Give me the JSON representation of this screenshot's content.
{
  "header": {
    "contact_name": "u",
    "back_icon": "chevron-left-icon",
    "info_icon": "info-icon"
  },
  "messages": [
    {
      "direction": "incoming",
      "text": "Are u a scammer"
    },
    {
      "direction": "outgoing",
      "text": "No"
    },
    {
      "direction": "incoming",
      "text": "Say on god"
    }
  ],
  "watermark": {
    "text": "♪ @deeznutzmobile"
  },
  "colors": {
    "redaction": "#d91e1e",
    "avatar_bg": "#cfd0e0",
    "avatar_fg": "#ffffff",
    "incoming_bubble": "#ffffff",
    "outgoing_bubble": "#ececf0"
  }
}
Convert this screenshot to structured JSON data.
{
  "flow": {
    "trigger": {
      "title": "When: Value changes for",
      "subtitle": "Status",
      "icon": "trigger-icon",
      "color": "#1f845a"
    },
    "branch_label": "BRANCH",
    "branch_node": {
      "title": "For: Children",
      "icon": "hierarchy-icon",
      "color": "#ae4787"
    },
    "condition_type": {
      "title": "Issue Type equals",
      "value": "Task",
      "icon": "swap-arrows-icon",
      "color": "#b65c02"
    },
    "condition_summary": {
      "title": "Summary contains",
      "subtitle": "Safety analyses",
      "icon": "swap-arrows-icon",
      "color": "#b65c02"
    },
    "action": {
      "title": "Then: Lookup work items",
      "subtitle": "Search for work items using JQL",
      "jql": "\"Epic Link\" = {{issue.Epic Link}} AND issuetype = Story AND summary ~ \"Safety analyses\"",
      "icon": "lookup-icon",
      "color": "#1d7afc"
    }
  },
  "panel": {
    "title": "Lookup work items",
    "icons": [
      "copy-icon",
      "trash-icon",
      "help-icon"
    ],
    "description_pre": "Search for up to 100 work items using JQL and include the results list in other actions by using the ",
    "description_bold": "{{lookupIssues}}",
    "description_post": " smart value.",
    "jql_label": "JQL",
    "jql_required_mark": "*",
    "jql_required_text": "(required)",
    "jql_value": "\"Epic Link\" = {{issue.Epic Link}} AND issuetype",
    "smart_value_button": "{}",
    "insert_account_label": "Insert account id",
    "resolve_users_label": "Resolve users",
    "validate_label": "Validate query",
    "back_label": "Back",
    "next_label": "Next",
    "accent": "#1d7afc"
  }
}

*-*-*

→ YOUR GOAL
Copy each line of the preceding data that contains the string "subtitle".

→ SOLUTION
      "subtitle": "Status",
      "subtitle": "Safety analyses",
      "subtitle": "Search for work items using JQL",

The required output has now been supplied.